This was a big blow to my motivation. If you ever end up in a situation like this, try to get second opinions without telling them about the first ones.
I turned to a trusted friend and a person that works with this too and while the injury is a fact you can’t ignore, the way to respond to it was completely different.
After less than two months since the last injury I was already running distances of 10 kilometers with no problem. But I would lie if my body felt like before. I could feel that both my knees were affected by me trying to improve my ROM and I could sometimes get a hint of my over training from before.
The good thing is that I have been able to enjoy running during my travel in Vietnam in a way that was not possible according to the physiotherapist. To her defense she had a short time to come up with working plan for me that wouldn’t make it worse. But running like this was not even part of her reality.
My running in Vietnam took a bad turn when I fell with a motorbike. Nothing serious but a few minor wounds but the one on the foot was annoying as it got infected, required longer healing and was in the way of walking. So running was out of the picture for 3 weeks here.
Because I had trouble with motivation before that accident it was tough to pick up the running the last two weeks of my travels. I did 2 running sessions on treadmills but nothing more than that.
What’s coming next?
I don’t really know where I’m going, I just know that I’m going somewhere.
My goal is to have fun and if that is out of the picture so will probably I. I will try to work my way back and run in slower paces and focus on getting more volume and distance instead of speed. At the same time I will build strength to improve my running and get a good foundation for future training.
I arrived back home to Sweden on December 18th and my motivation continued to grow. I did some training between Christmas and New Years Eve. When the new year came I decided to enter Runner’s Worlds “30 day Running Streak”. Running every day is out of the picture for me but the goal is to train for at least 30 minutes every day. I will try to run every second day and the days in between go the gym for strength training.
If all training goes well during the winter months I will start setting up some goals for 2018 in March maybe. At this point I’m not sure what that could be but I do know that I will not set any goals if I don’t feel ready for them both mentally and physically.

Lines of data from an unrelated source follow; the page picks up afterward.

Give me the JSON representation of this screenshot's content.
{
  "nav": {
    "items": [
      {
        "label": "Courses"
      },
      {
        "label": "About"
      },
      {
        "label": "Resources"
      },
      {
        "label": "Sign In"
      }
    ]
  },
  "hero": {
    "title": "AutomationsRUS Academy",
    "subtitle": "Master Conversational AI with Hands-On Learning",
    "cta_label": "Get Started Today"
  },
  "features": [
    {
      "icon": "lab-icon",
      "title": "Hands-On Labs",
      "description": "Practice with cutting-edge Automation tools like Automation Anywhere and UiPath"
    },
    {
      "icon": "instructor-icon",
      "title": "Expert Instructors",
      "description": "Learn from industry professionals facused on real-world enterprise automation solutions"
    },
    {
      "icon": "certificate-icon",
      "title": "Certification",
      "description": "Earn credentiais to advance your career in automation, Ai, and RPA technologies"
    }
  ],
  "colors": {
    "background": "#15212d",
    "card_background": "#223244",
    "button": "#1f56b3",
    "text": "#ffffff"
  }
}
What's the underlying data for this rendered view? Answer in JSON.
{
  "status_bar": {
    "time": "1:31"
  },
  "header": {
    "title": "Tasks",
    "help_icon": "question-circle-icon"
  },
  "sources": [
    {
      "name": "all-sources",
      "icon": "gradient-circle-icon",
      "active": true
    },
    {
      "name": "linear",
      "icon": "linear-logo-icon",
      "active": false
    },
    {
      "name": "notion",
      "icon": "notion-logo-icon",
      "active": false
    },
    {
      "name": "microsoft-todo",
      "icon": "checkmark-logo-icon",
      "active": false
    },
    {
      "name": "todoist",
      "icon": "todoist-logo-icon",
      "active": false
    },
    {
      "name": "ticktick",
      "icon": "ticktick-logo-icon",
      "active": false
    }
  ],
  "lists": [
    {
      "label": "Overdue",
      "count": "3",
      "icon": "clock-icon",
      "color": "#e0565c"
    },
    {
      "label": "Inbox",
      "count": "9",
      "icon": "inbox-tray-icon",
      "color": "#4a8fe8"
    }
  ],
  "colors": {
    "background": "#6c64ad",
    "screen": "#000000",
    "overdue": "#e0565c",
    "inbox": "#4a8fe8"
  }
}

I found my love for running in early 2016. Since then I have used social media to get inspired and eventually inspire others. I have continued to use running as a great way to stay in good mental and physical shape. I have also found out that I’m apparently mortal and can get injuries.